The Mobile County Public School System was one of the school districts the federal government reviewed prior to last week’s revelation that calculation errors caused Alabama to misreport statewide graduation rates for the 2013-14 school year.
The State Department of Education (ALSDE) acknowledged those findings in a release issued last week amid an ongoing review of graduation rates in Alabama, California and at least one other state being conducted by the U.S. Department of Education (USDE).
Over the past four years, Alabama has touted large improvements in its statewide graduation rate, even as students moved into a new, more rigorous curriculum as part of the state’s College and Career Ready Standards.
In 2015, ALSDE announced an 89.3 percent graduation rate — continuing a steady upward climb from the 72 percent rate reported in 2012 and putting Alabama among the top three states in the country.
However, with the recent announcement, ALSDE confirmed errors in the way those figures were calculated caused them to be “misstated to the people of Alabama — policymakers, educators, parents, students, all citizens” and the federal education officials conducting the current audit of those rates.
“We are accountable to all people of this state and deeply regret the misstating of our graduation rate,” State Superintendent of Education Michael Sentance said last week. “We are now undergoing a meticulous review to ensure that all monitoring and data collection is performed with fidelity.”
ALSDE spokesperson Malissa Valdes-Hubert said the USDE review targeted the graduating class of 2013-14, though she couldn’t say whether other years were affected. She also said state officials don’t have an accurate number for the current graduation rate or “any plans to do any recalculations at this time.”
One problem identified by the USDE was the state’s lack of oversight regarding the graduation numbers reported by local school districts as well as the class credits those districts used to award diplomas.
“In some cases, local school systems misstated student records and awarded class credit, resulting in diplomas that were not honestly earned.
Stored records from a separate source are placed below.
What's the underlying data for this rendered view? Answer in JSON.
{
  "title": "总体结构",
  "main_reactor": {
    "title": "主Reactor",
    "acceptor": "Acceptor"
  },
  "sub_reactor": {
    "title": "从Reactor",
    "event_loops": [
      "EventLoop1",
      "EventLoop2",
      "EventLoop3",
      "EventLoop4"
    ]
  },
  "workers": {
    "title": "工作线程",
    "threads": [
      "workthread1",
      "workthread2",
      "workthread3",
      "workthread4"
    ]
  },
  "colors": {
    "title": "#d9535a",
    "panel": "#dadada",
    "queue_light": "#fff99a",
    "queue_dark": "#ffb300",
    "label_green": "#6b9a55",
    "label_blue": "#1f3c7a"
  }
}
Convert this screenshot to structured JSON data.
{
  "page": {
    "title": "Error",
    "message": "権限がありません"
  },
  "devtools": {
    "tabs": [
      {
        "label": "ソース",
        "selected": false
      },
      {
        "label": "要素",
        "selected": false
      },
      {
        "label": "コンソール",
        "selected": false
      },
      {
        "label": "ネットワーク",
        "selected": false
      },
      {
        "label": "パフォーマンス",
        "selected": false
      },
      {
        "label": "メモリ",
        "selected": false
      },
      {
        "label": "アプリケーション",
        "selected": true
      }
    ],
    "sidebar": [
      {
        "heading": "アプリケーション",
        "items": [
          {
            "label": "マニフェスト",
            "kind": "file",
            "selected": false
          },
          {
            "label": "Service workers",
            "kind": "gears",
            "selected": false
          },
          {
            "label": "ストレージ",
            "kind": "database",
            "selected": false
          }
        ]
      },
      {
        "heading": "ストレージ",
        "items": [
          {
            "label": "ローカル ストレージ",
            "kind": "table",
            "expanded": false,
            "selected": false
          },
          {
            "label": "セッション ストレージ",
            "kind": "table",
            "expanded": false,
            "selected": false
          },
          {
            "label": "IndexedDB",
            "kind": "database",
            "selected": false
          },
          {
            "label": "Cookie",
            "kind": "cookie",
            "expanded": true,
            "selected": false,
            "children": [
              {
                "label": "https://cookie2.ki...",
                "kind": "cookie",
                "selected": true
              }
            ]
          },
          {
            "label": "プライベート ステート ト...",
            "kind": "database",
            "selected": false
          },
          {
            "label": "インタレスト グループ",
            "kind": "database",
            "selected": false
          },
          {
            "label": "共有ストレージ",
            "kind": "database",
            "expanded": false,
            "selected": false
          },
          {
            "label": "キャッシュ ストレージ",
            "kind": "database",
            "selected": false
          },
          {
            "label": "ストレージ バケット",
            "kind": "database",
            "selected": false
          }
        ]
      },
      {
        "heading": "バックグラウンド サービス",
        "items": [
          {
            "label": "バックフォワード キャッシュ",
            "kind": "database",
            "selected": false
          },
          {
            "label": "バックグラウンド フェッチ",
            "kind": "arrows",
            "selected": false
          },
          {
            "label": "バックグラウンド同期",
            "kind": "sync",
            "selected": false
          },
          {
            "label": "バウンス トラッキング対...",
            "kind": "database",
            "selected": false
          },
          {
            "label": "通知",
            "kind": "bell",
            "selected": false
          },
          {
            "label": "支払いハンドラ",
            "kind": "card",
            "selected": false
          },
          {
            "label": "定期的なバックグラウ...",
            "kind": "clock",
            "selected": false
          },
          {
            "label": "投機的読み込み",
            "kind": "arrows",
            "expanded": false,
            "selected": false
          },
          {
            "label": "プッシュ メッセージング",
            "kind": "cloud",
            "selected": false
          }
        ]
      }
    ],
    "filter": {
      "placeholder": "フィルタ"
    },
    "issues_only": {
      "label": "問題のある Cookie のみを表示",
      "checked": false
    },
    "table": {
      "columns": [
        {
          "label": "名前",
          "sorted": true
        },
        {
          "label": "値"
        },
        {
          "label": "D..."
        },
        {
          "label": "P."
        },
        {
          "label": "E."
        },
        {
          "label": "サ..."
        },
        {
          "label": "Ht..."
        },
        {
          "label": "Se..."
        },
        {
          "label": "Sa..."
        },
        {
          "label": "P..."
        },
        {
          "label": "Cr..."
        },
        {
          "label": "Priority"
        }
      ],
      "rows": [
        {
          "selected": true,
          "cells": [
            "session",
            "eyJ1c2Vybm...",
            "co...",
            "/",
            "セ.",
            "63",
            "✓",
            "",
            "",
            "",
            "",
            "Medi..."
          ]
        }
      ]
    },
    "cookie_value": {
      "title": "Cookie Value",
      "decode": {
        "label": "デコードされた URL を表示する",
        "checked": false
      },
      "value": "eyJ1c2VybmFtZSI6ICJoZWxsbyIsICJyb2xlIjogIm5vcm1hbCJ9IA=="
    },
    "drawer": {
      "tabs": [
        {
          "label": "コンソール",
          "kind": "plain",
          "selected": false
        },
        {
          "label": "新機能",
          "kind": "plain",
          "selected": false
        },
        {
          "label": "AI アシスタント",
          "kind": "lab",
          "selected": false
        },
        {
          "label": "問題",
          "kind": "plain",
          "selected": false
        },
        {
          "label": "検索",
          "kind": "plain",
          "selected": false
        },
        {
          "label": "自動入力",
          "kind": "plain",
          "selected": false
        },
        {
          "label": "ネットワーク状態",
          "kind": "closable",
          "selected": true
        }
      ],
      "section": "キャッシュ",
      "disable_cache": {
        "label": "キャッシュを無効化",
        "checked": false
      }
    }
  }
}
The ALSDE did not monitor local systems with the necessary scrutiny,” the release reads. “This was an internal, administrative oversight and the ALSDE is now in the process of addressing all related areas.”
Valdes-Hubert said because the USDE was still conducting its review, the state does not yet know which local school systems might have “misstated” their own graduation rates or how many there could be altogether.
Sentance issued a statement Monday clarifying previous reports that MCPSS has been targeted for review by the USDE early on in its review process. While he did confirm that federal officials had “visited and reviewed records” from MCPSS, he said the district “was not chosen for any particular cause.”
“According to the USDE, it conducted the audit ‘to determine whether the ALSDE has implemented a system of internal control over calculating and reporting graduation rates that are sufficient to provide reasonable assurance that reported graduation rates are accurate and complete,’” Sentance added.
So far, MCPSS — Alabama’s largest public school system — and Birmingham City Schools are the only districts state education officials have acknowledged were reviewed by the USDE individually — which, if for no other reason, could be because of their large enrollments.
Last week, MCPSS spokesperson Rena Philips said local school officials had “explicitly followed the guidelines set forth by the [ALSDE]” and had “submitted all documentation as required.” Philips went on to say ALSDE also “reviewed and verified the graduation records” that Mobile County schools presented.
However, another key error in the state’s calculation of graduation rates involved students who received an Alabama Occupational Diploma — a specialized degree that allows students to get job training in school using a unique set of work requirements, curriculum and standards.
The USDE review concluded that, currently, the Alabama Occupational Diploma is not anchored to the state standards required for graduation, adding that students that received it in the year’s reviewed shouldn’t have been counted when determining a four-year cohort graduation rate.
While the Alabama Occupational Diploma program dates back to the early 2000s, the high school graduation requirements used today weren’t approved by the Alabama State Board of Education until January 2013.
Those new requirements were updated to reflect the adoption of the Alabama College and Career Ready Standards but they also created “multiple pathways” for students to earn a diploma — including the Alabama Occupational Diploma.
At the time, then-State Superintendent Tommy Bice clarified that students on an occupational diploma track, as well as special education graduates, could be counted as regular graduates beginning with the class of 2013. Last week, as reports of the misreported graduation numbers began circulating, Bice told al.com that he still “stood by that decision.”
At this point, though, it’s still unclear how yearly graduation rates might be affected when those types of alternative diplomas are no longer calculated. Like other districts, MCPSS has counted recipients of the Alabama Occupational Diploma among their “regular graduates.”
However, the school system has yet to respond to inquiries about how many of those diplomas it has awarded since 2013. Both the ALSDE and local school officials have said more information would be available when the review by the USDE is complete and released to the public.
In the meantime, Sentance said ALDE is already reviewing its internal protocols and will be increasing the training of its staff as well as “organizationally restructuring.”
“We will be establishing an internal audit unit to ensure protocols and procedures are followed,” he continued. “We will also continue to work within the USDE.”